There are physical, mental and social aspects to nicotine addiction, and nicotine replacement therapy is only meant to address the physical addiction. Behavioral counseling and social support help to address the mental and social components of tobacco dependence and it is these two factors that are likely to be more important in relapse prevention over time (the main issue examined by this study). A comprehensive approach to smoking cessation that addresses all three components of a smoker's addiction is key to avoiding relapse and achieving long-term success.
"Given the billions of dollars and the decades spent by the tobacco industry to make the most addictive cigarette possible, it is no surprise that we have yet to find a simple solution for quitting smoking," said Norman H. Edelman, M.D., chief medical officer of the American Lung Association. "There's no single technique that's likely to help every smoker quit. That's why the American Lung Association advocates for an overall public health approach to quitting smoking—which includes access to all seven FDA-approved medications and all three forms of counseling with as few barriers to access as possible. Well-established public health measures including high cigarette taxes and comprehensive smokefree air laws provide the context to maximize the effectiveness of these cessation techniques."
In their study, Alpert et al. argue that public dollars should be used to fund comprehensive tobacco control programs – including cessation services – but that providing free medications to smokers should not come at the expense of these public health programs. In that regard, we agree: states must offer cessation services in a comprehensive way and create an environment with higher taxes, prevention efforts and smokefree laws – an environment that truly supports quitting smoking.
Selling deadly products in a place of health results in a variety of unfortunate mixed messages.
For generations, the neighborhood drugstore has been a place to turn to for a wide variety of life's necessities- Medicine, health advice, etc. America's pharmacists and drugstores have served as both our corner store and as America's medicine cabinet.
But in our pharmacies, each of which is a licensed health care facility, licensed by the state to dispense medication to people in need, something else is for sale. Something that despite dire warning labels is sold in the same stores as asthma inhalers and cough syrup. This substance is tobacco.
It doesn't have to be this way. Ordinances recently passed in San Francisco, Boston and other cities have eliminated the sale of tobacco products in pharmacies, paving the way for future ordinances limiting the sale of tobacco in neighborhood places we turn to for health and medical advice.

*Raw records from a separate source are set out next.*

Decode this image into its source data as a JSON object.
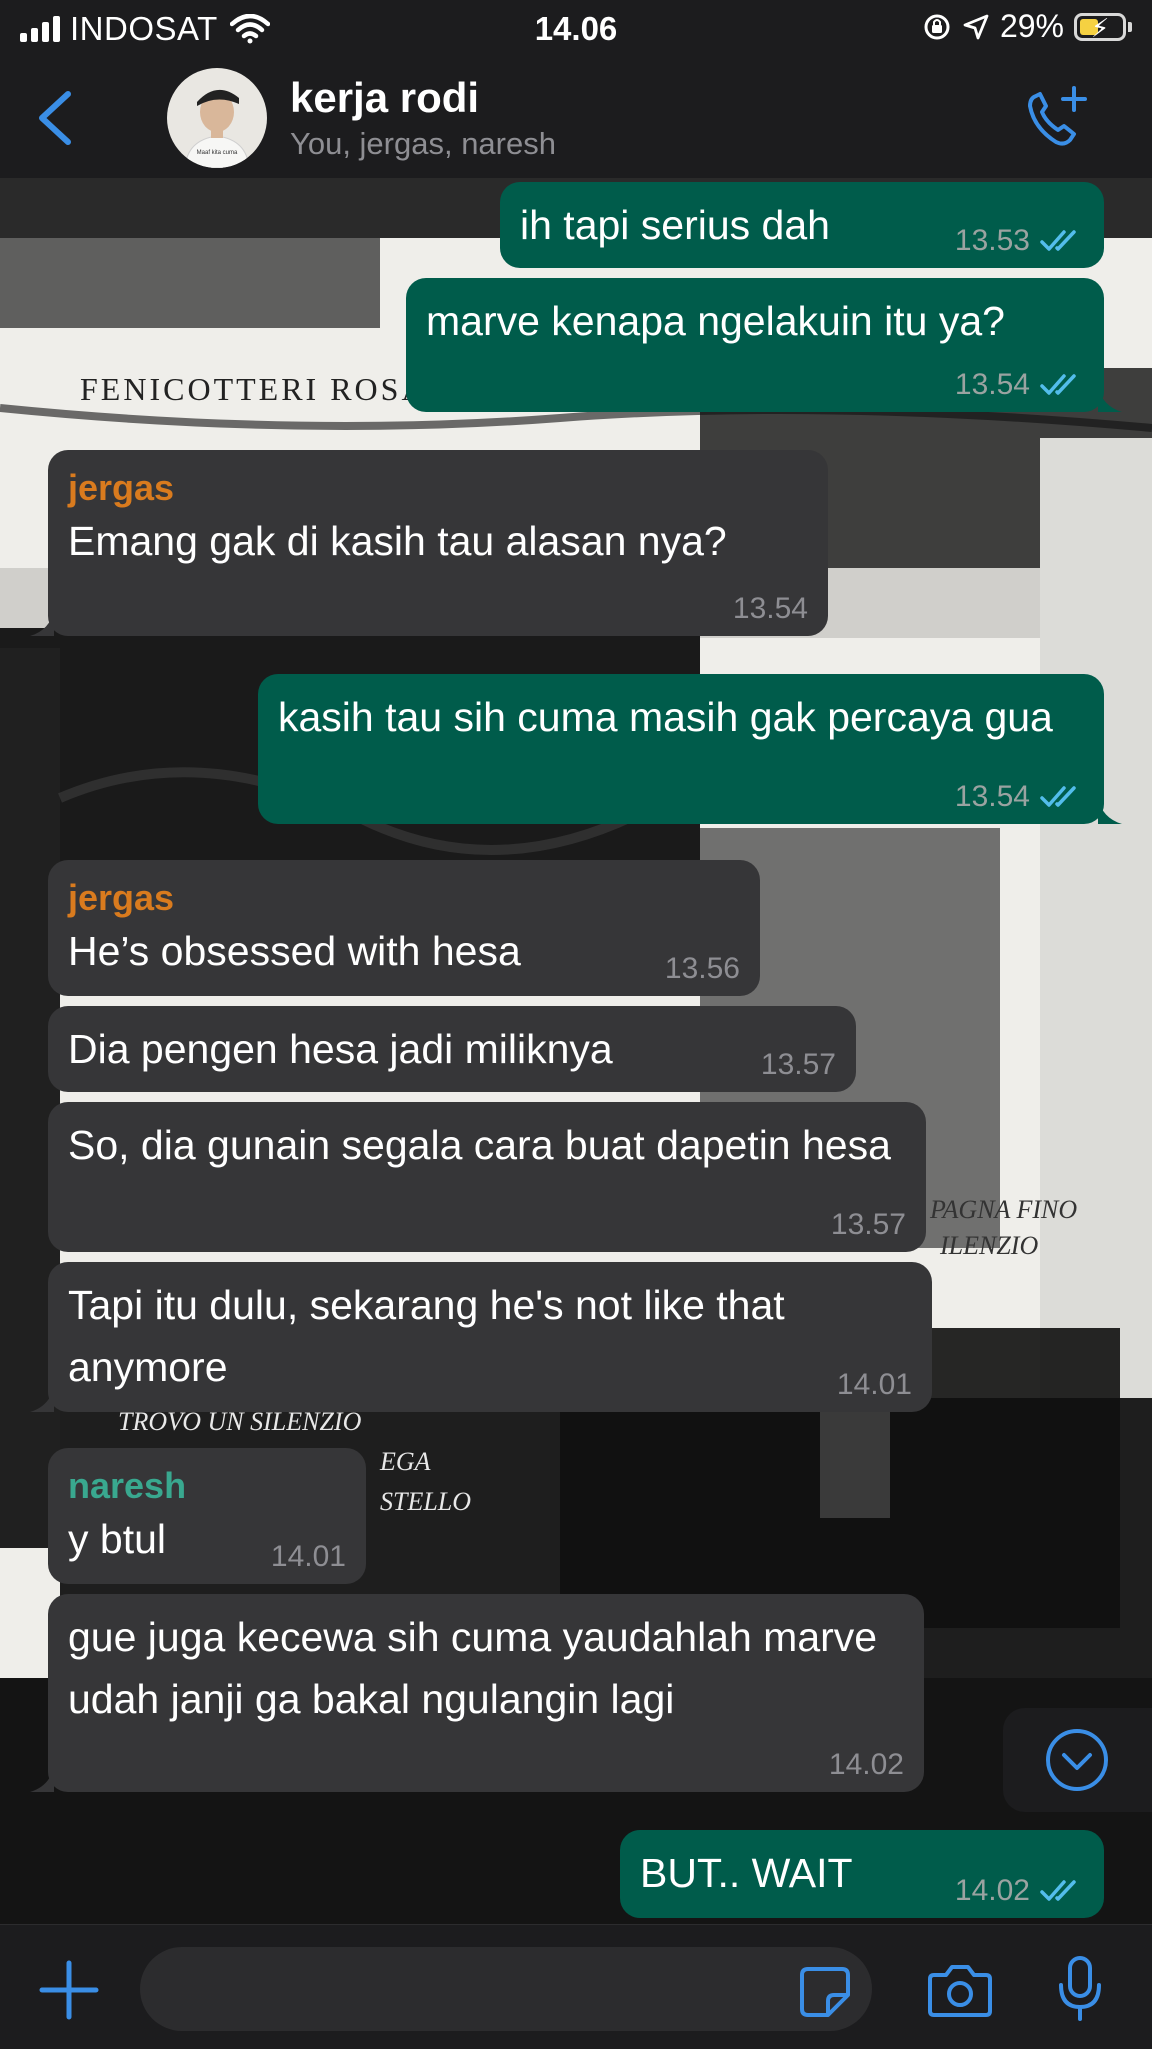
{
  "status_bar": {
    "carrier": "INDOSAT",
    "time": "14.06",
    "battery": "29%"
  },
  "header": {
    "title": "kerja rodi",
    "members": "You, jergas, naresh",
    "avatar_caption": "Maaf kita cuma"
  },
  "messages": [
    {
      "direction": "out",
      "text": "ih tapi serius dah",
      "time": "13.53"
    },
    {
      "direction": "out",
      "text": "marve kenapa ngelakuin itu ya?",
      "time": "13.54"
    },
    {
      "direction": "in",
      "sender": "jergas",
      "text": "Emang gak di kasih tau alasan nya?",
      "time": "13.54"
    },
    {
      "direction": "out",
      "text": "kasih tau sih cuma masih gak percaya gua",
      "time": "13.54"
    },
    {
      "direction": "in",
      "sender": "jergas",
      "text": "He’s obsessed with hesa",
      "time": "13.56"
    },
    {
      "direction": "in",
      "text": "Dia pengen hesa jadi miliknya",
      "time": "13.57"
    },
    {
      "direction": "in",
      "text": "So, dia gunain segala cara buat dapetin hesa",
      "time": "13.57"
    },
    {
      "direction": "in",
      "text": "Tapi itu dulu, sekarang he's not like that anymore",
      "time": "14.01"
    },
    {
      "direction": "in",
      "sender": "naresh",
      "text": "y btul",
      "time": "14.01"
    },
    {
      "direction": "in",
      "text": "gue juga kecewa sih cuma yaudahlah marve udah janji ga bakal ngulangin lagi",
      "time": "14.02"
    },
    {
      "direction": "out",
      "text": "BUT.. WAIT",
      "time": "14.02"
    }
  ],
  "wallpaper_text": {
    "line1": "FENICOTTERI ROSA",
    "line2": "PAGNA FINO",
    "line3": "ILENZIO",
    "line4": "TROVO UN SILENZIO",
    "line5": "EGA",
    "line6": "STELLO"
  },
  "colors": {
    "outgoing_bubble": "#005c4b",
    "incoming_bubble": "#363638",
    "bar_background": "#1c1c1e",
    "accent": "#3a8ee6",
    "sender_jergas": "#d97b1e",
    "sender_naresh": "#39a88f",
    "read_ticks": "#53bdeb"
  },
  "icons": [
    "back-icon",
    "call-add-icon",
    "scroll-down-icon",
    "add-icon",
    "sticker-icon",
    "camera-icon",
    "mic-icon",
    "read-ticks-icon"
  ],
  "input": {
    "placeholder": ""
  }
}
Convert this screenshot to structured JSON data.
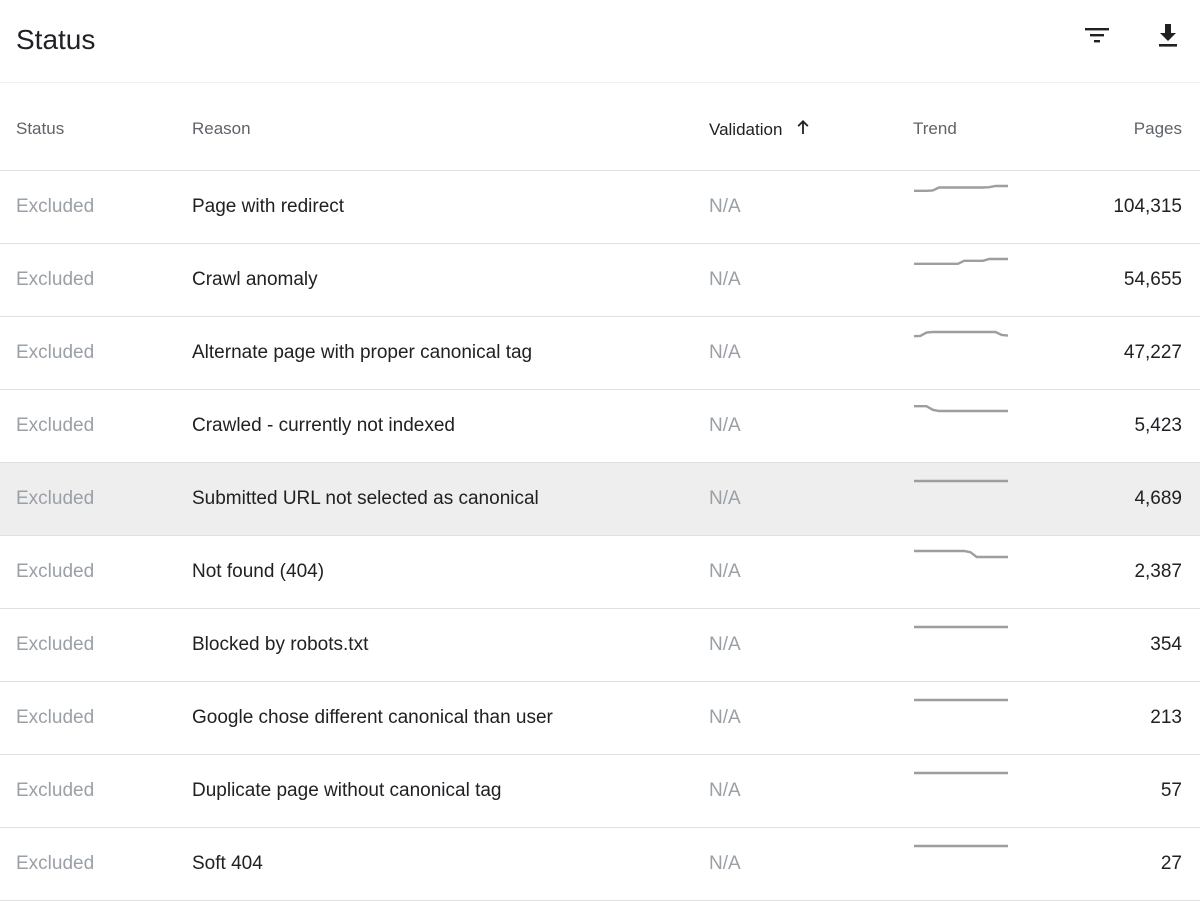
{
  "header": {
    "title": "Status",
    "filter_icon": "filter-icon",
    "download_icon": "download-icon"
  },
  "columns": {
    "status": "Status",
    "reason": "Reason",
    "validation": "Validation",
    "validation_sort_icon": "arrow-up-icon",
    "trend": "Trend",
    "pages": "Pages"
  },
  "rows": [
    {
      "status": "Excluded",
      "reason": "Page with redirect",
      "validation": "N/A",
      "pages": "104,315",
      "trend": [
        0.2,
        0.2,
        0.2,
        0.25,
        0.75,
        0.75,
        0.75,
        0.75,
        0.75,
        0.75,
        0.75,
        0.75,
        0.8,
        1.0,
        1.0,
        1.0
      ]
    },
    {
      "status": "Excluded",
      "reason": "Crawl anomaly",
      "validation": "N/A",
      "pages": "54,655",
      "trend": [
        0.2,
        0.2,
        0.2,
        0.2,
        0.2,
        0.2,
        0.2,
        0.2,
        0.7,
        0.7,
        0.7,
        0.7,
        1.0,
        1.0,
        1.0,
        1.0
      ]
    },
    {
      "status": "Excluded",
      "reason": "Alternate page with proper canonical tag",
      "validation": "N/A",
      "pages": "47,227",
      "trend": [
        0.3,
        0.35,
        0.9,
        1.0,
        1.0,
        1.0,
        1.0,
        1.0,
        1.0,
        1.0,
        1.0,
        1.0,
        1.0,
        1.0,
        0.5,
        0.4
      ]
    },
    {
      "status": "Excluded",
      "reason": "Crawled - currently not indexed",
      "validation": "N/A",
      "pages": "5,423",
      "trend": [
        0.8,
        0.8,
        0.8,
        0.2,
        0.0,
        0.0,
        0.0,
        0.0,
        0.0,
        0.0,
        0.0,
        0.0,
        0.0,
        0.0,
        0.0,
        0.0
      ]
    },
    {
      "status": "Excluded",
      "reason": "Submitted URL not selected as canonical",
      "validation": "N/A",
      "pages": "4,689",
      "trend": [
        0.5,
        0.5,
        0.5,
        0.5,
        0.5,
        0.5,
        0.5,
        0.5,
        0.5,
        0.5,
        0.5,
        0.5,
        0.5,
        0.5,
        0.5,
        0.5
      ]
    },
    {
      "status": "Excluded",
      "reason": "Not found (404)",
      "validation": "N/A",
      "pages": "2,387",
      "trend": [
        1.0,
        1.0,
        1.0,
        1.0,
        1.0,
        1.0,
        1.0,
        1.0,
        1.0,
        0.8,
        0.0,
        0.0,
        0.0,
        0.0,
        0.0,
        0.0
      ]
    },
    {
      "status": "Excluded",
      "reason": "Blocked by robots.txt",
      "validation": "N/A",
      "pages": "354",
      "trend": [
        0.5,
        0.5,
        0.5,
        0.5,
        0.5,
        0.5,
        0.5,
        0.5,
        0.5,
        0.5,
        0.5,
        0.5,
        0.5,
        0.5,
        0.5,
        0.5
      ]
    },
    {
      "status": "Excluded",
      "reason": "Google chose different canonical than user",
      "validation": "N/A",
      "pages": "213",
      "trend": [
        0.5,
        0.5,
        0.5,
        0.5,
        0.5,
        0.5,
        0.5,
        0.5,
        0.5,
        0.5,
        0.5,
        0.5,
        0.5,
        0.5,
        0.5,
        0.5
      ]
    },
    {
      "status": "Excluded",
      "reason": "Duplicate page without canonical tag",
      "validation": "N/A",
      "pages": "57",
      "trend": [
        0.5,
        0.5,
        0.5,
        0.5,
        0.5,
        0.5,
        0.5,
        0.5,
        0.5,
        0.5,
        0.5,
        0.5,
        0.5,
        0.5,
        0.5,
        0.5
      ]
    },
    {
      "status": "Excluded",
      "reason": "Soft 404",
      "validation": "N/A",
      "pages": "27",
      "trend": [
        0.5,
        0.5,
        0.5,
        0.5,
        0.5,
        0.5,
        0.5,
        0.5,
        0.5,
        0.5,
        0.5,
        0.5,
        0.5,
        0.5,
        0.5,
        0.5
      ]
    }
  ],
  "highlighted_row": 4,
  "colors": {
    "trend_line": "#9e9e9e",
    "muted_text": "#9aa0a6",
    "row_highlight": "#eeeeee"
  }
}
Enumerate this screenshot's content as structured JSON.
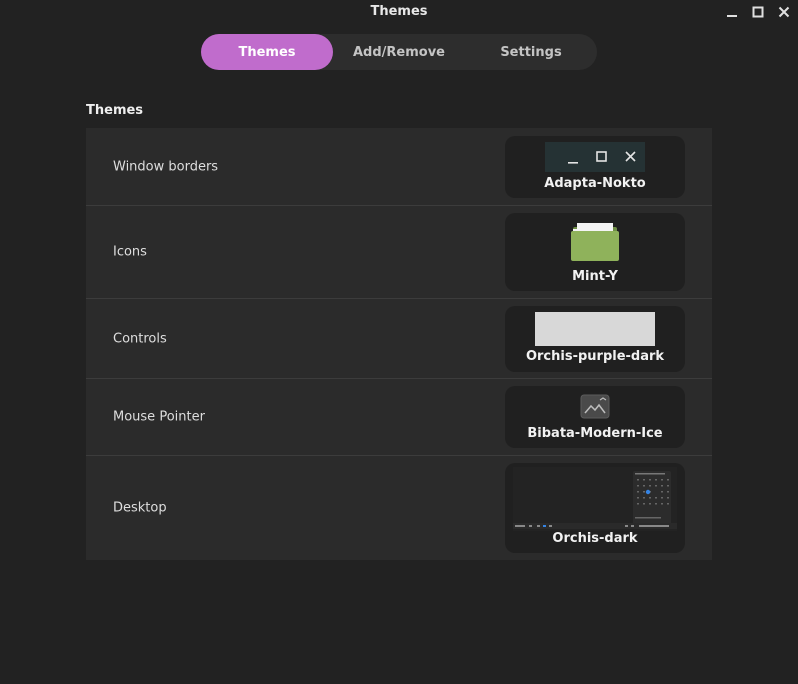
{
  "window": {
    "title": "Themes",
    "controls": [
      "minimize-icon",
      "maximize-icon",
      "close-icon"
    ]
  },
  "tabs": [
    {
      "label": "Themes",
      "active": true
    },
    {
      "label": "Add/Remove",
      "active": false
    },
    {
      "label": "Settings",
      "active": false
    }
  ],
  "section": {
    "title": "Themes"
  },
  "rows": [
    {
      "label": "Window borders",
      "value": "Adapta-Nokto"
    },
    {
      "label": "Icons",
      "value": "Mint-Y"
    },
    {
      "label": "Controls",
      "value": "Orchis-purple-dark"
    },
    {
      "label": "Mouse Pointer",
      "value": "Bibata-Modern-Ice"
    },
    {
      "label": "Desktop",
      "value": "Orchis-dark"
    }
  ],
  "colors": {
    "accent": "#c06ccc",
    "background": "#222222",
    "panel": "#2b2b2b",
    "folder": "#8fb25b"
  }
}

This information was made available by our friends at the California LGBT Tobacco Education Partnership.
For more information on tobacco free pharmacies, please visit www.lgbtpartnership.org
SmokeLess LGBT DC is designed to inform the LGBT community and allies about tobacco's negative health impact on the LGBT community, the targeting of the LGBT community by the tobacco industry, the particular danger to LGBT youth, and the use of tobacco profits to fund public policies detrimental to the LGBT community.
Sign up to become a member of SmokeLess LGBT and help in the fight against tobacco in DC! Email Riana at email@example.com for more information and to sign up.
Also visit the website at http://smokeless.mautnerproject.org.